◆ **Required action**: Write out the entries exactly, pictures excluded.
____ Records
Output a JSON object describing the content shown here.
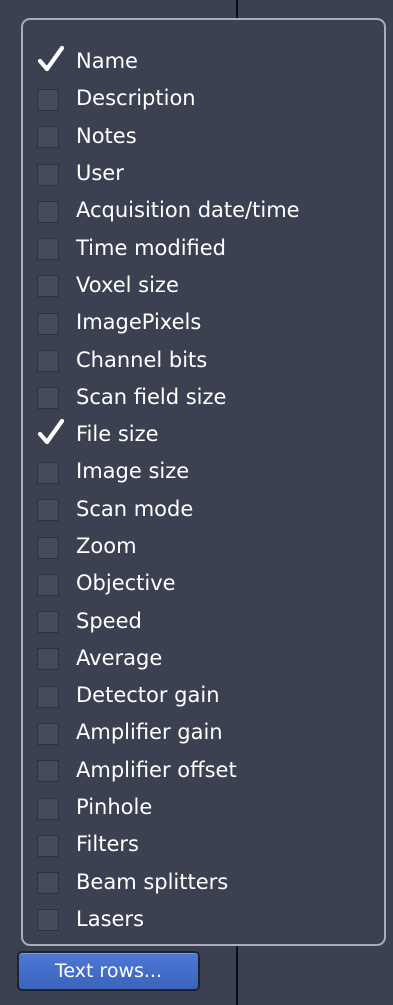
{
  "columns_panel": {
    "items": [
      {
        "label": "Name",
        "checked": true
      },
      {
        "label": "Description",
        "checked": false
      },
      {
        "label": "Notes",
        "checked": false
      },
      {
        "label": "User",
        "checked": false
      },
      {
        "label": "Acquisition date/time",
        "checked": false
      },
      {
        "label": "Time modified",
        "checked": false
      },
      {
        "label": "Voxel size",
        "checked": false
      },
      {
        "label": "ImagePixels",
        "checked": false
      },
      {
        "label": "Channel bits",
        "checked": false
      },
      {
        "label": "Scan field size",
        "checked": false
      },
      {
        "label": "File size",
        "checked": true
      },
      {
        "label": "Image size",
        "checked": false
      },
      {
        "label": "Scan mode",
        "checked": false
      },
      {
        "label": "Zoom",
        "checked": false
      },
      {
        "label": "Objective",
        "checked": false
      },
      {
        "label": "Speed",
        "checked": false
      },
      {
        "label": "Average",
        "checked": false
      },
      {
        "label": "Detector gain",
        "checked": false
      },
      {
        "label": "Amplifier gain",
        "checked": false
      },
      {
        "label": "Amplifier offset",
        "checked": false
      },
      {
        "label": "Pinhole",
        "checked": false
      },
      {
        "label": "Filters",
        "checked": false
      },
      {
        "label": "Beam splitters",
        "checked": false
      },
      {
        "label": "Lasers",
        "checked": false
      }
    ]
  },
  "footer": {
    "text_rows_button_label": "Text rows..."
  },
  "colors": {
    "background": "#3b4150",
    "panel_border": "#a8aeb9",
    "checkbox_fill": "#444a59",
    "checkmark": "#ffffff",
    "button_fill": "#4a73cf",
    "text": "#ffffff"
  },
  "icons": {
    "checked": "checkmark-icon"
  }
}
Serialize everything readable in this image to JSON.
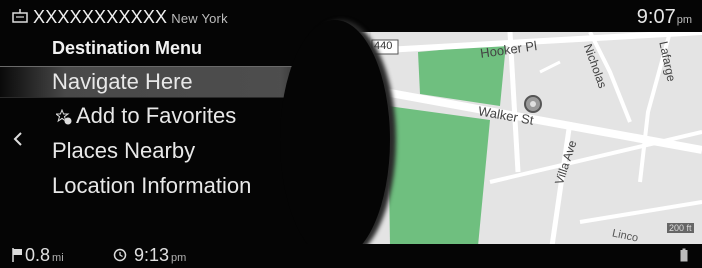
{
  "header": {
    "destination_name": "XXXXXXXXXXX",
    "destination_city": "New York",
    "time": "9:07",
    "time_suffix": "pm"
  },
  "menu": {
    "title": "Destination Menu",
    "items": [
      {
        "label": "Navigate Here",
        "selected": true
      },
      {
        "label": "Add to Favorites",
        "icon": "star-add-icon"
      },
      {
        "label": "Places Nearby"
      },
      {
        "label": "Location Information"
      }
    ]
  },
  "map": {
    "route_shield": "440",
    "streets": [
      "Hooker Pl",
      "Nicholas",
      "Lafarge",
      "Walker St",
      "Villa Ave",
      "Linco"
    ],
    "scale": "200 ft",
    "colors": {
      "park": "#6fbf7f",
      "land": "#e6e6e6",
      "road": "#ffffff"
    }
  },
  "status": {
    "distance": "0.8",
    "distance_unit": "mi",
    "eta": "9:13",
    "eta_suffix": "pm"
  },
  "colors": {
    "background": "#050505",
    "selected_row": "#5a5a5a",
    "text": "#e8e8e8"
  }
}
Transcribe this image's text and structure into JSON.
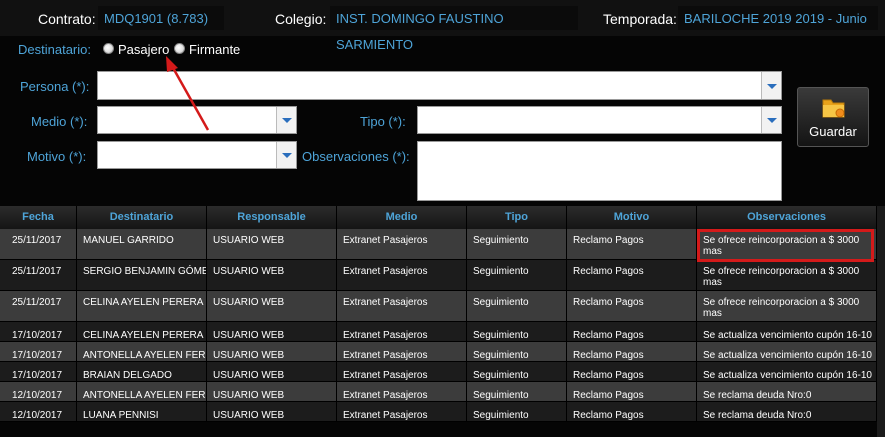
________
◆ **Answer section**:
Output a JSON object describing the content shown here.
{
  "columns_panel": {
    "items": [
      {
        "label": "Name",
        "checked": true
      },
      {
        "label": "Description",
        "checked": false
      },
      {
        "label": "Notes",
        "checked": false
      },
      {
        "label": "User",
        "checked": false
      },
      {
        "label": "Acquisition date/time",
        "checked": false
      },
      {
        "label": "Time modified",
        "checked": false
      },
      {
        "label": "Voxel size",
        "checked": false
      },
      {
        "label": "ImagePixels",
        "checked": false
      },
      {
        "label": "Channel bits",
        "checked": false
      },
      {
        "label": "Scan field size",
        "checked": false
      },
      {
        "label": "File size",
        "checked": true
      },
      {
        "label": "Image size",
        "checked": false
      },
      {
        "label": "Scan mode",
        "checked": false
      },
      {
        "label": "Zoom",
        "checked": false
      },
      {
        "label": "Objective",
        "checked": false
      },
      {
        "label": "Speed",
        "checked": false
      },
      {
        "label": "Average",
        "checked": false
      },
      {
        "label": "Detector gain",
        "checked": false
      },
      {
        "label": "Amplifier gain",
        "checked": false
      },
      {
        "label": "Amplifier offset",
        "checked": false
      },
      {
        "label": "Pinhole",
        "checked": false
      },
      {
        "label": "Filters",
        "checked": false
      },
      {
        "label": "Beam splitters",
        "checked": false
      },
      {
        "label": "Lasers",
        "checked": false
      }
    ]
  },
  "footer": {
    "text_rows_button_label": "Text rows..."
  },
  "colors": {
    "background": "#3b4150",
    "panel_border": "#a8aeb9",
    "checkbox_fill": "#444a59",
    "checkmark": "#ffffff",
    "button_fill": "#4a73cf",
    "text": "#ffffff"
  },
  "icons": {
    "checked": "checkmark-icon"
  }
}
Serialize everything readable in this image to JSON.
{
  "header": {
    "destination_name": "XXXXXXXXXXX",
    "destination_city": "New York",
    "time": "9:07",
    "time_suffix": "pm"
  },
  "menu": {
    "title": "Destination Menu",
    "items": [
      {
        "label": "Navigate Here",
        "selected": true
      },
      {
        "label": "Add to Favorites",
        "icon": "star-add-icon"
      },
      {
        "label": "Places Nearby"
      },
      {
        "label": "Location Information"
      }
    ]
  },
  "map": {
    "route_shield": "440",
    "streets": [
      "Hooker Pl",
      "Nicholas",
      "Lafarge",
      "Walker St",
      "Villa Ave",
      "Linco"
    ],
    "scale": "200 ft",
    "colors": {
      "park": "#6fbf7f",
      "land": "#e6e6e6",
      "road": "#ffffff"
    }
  },
  "status": {
    "distance": "0.8",
    "distance_unit": "mi",
    "eta": "9:13",
    "eta_suffix": "pm"
  },
  "colors": {
    "background": "#050505",
    "selected_row": "#5a5a5a",
    "text": "#e8e8e8"
  }
}
Transcribe this image's text and structure into JSON.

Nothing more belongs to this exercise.